The gameplay itself is similar to the recent Resident Evil remakes, with the over-the-shoulder viewpoint and on-screen prompts for doors and other interactables. It’s a little too similar in places, sometimes feeling more like a fan project than a full-fledged game of its own. This does at least mean that the atmosphere works well, with tension being ramped up in quiet moments, wondering whether that dead body is going to stay there or not. The ambient sound is impressive as well, and combined with some of the sparse lighting in certain areas, it provides some real claustrophobic atmosphere.
Invader Studios has done a decent job on Daymare: 1998, despite its many flaws. Although I had a lot of issues with the way it did most things, it rarely stopped me from wanting to continue playing. Well, except for one very specific moment near the end. The game sets things up nicely at the start, but eventually it falls into the trap of trying to reference too much instead of being its own thing. It has a story that rarely feels coherent, again due to mimicking Resident Evil a few too many times (not to mention the constant character switching), and all of this adds up to a game that has plenty of potential but is lacking in its execution.
Impressive ambient sound
Inventory system is awful
Terrible voice acting
Looks rough on console

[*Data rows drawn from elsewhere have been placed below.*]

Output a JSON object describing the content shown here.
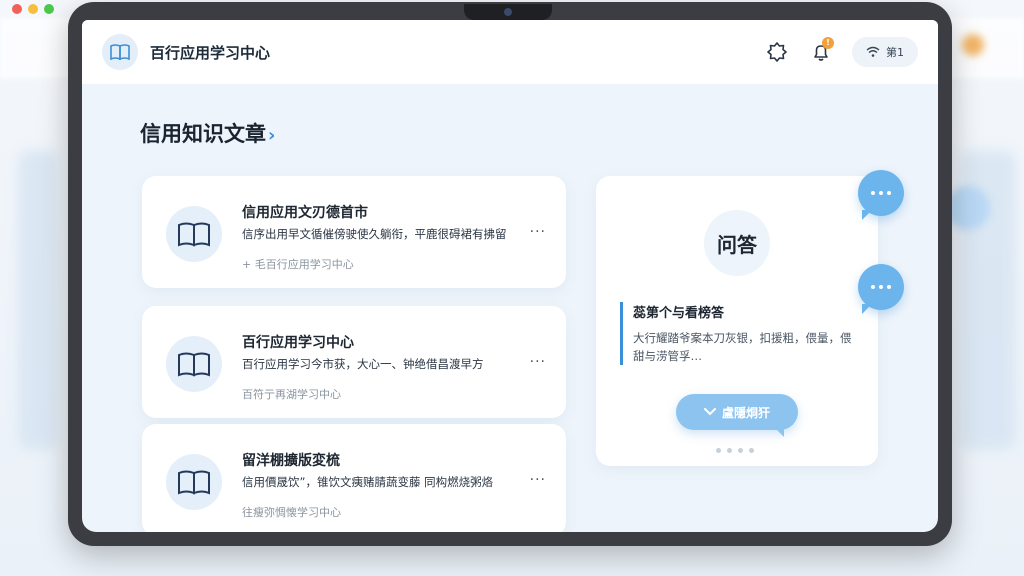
{
  "app": {
    "title": "百行应用学习中心"
  },
  "header": {
    "status_text": "第1"
  },
  "section": {
    "title": "信用知识文章",
    "chevron": "›"
  },
  "articles": [
    {
      "title": "信用应用文刃德首市",
      "desc": "信序出用早文循催傍驶使久躺衔，平鹿很碍裙有拂留",
      "meta": "+ 毛百行应用学习中心",
      "more": "···"
    },
    {
      "title": "百行应用学习中心",
      "desc": "百行应用学习今市获，大心一、钟绝借昌渡早方",
      "meta": "百符亍再湖学习中心",
      "more": "···"
    },
    {
      "title": "留洋棚擴版変梳",
      "desc": "信用價晟饮”，锥饮文痍赌腈蔬变藤 同构燃烧粥烙",
      "meta": "往瘦弥惆懐学习中心",
      "more": "···"
    }
  ],
  "qa": {
    "badge": "问答",
    "question": "蕊第个与看榜答",
    "answer": "大行耀踏爷案本刀灰银，扣援粗，偎量，偎甜与涝管孚…",
    "button_label": "盧隱烔犴",
    "button_icon": "chevron-down-icon"
  },
  "colors": {
    "accent": "#3b8fd9",
    "bubble": "#6cb4ec",
    "badge": "#f2a03b"
  }
}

Designed as an homage to 90s horror, Daymare: 1998 tries too hard to mimic its inspiration when it should have focused on being its own game.